== EXERCISE DATA ==
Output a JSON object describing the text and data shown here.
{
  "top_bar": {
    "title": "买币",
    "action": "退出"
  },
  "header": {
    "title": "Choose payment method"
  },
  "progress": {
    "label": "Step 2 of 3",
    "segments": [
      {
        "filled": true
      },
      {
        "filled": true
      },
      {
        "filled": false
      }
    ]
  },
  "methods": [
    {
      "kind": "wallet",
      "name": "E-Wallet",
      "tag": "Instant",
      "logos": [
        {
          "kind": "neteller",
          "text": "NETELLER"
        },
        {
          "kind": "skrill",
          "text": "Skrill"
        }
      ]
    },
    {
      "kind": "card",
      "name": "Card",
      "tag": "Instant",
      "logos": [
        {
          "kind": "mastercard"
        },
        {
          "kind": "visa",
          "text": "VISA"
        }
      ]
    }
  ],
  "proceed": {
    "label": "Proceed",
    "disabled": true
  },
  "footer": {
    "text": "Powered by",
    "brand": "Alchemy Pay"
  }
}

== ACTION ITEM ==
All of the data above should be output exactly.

== EXERCISE OUTPUT ==
Output a JSON object describing the text and data shown here.
{
  "top_bar": {
    "title": "买币",
    "action": "退出"
  },
  "header": {
    "title": "Choose payment method"
  },
  "progress": {
    "label": "Step 2 of 3",
    "segments": [
      {
        "filled": true
      },
      {
        "filled": true
      },
      {
        "filled": false
      }
    ]
  },
  "methods": [
    {
      "kind": "wallet",
      "name": "E-Wallet",
      "tag": "Instant",
      "logos": [
        {
          "kind": "neteller",
          "text": "NETELLER"
        },
        {
          "kind": "skrill",
          "text": "Skrill"
        }
      ]
    },
    {
      "kind": "card",
      "name": "Card",
      "tag": "Instant",
      "logos": [
        {
          "kind": "mastercard"
        },
        {
          "kind": "visa",
          "text": "VISA"
        }
      ]
    }
  ],
  "proceed": {
    "label": "Proceed",
    "disabled": true
  },
  "footer": {
    "text": "Powered by",
    "brand": "Alchemy Pay"
  }
}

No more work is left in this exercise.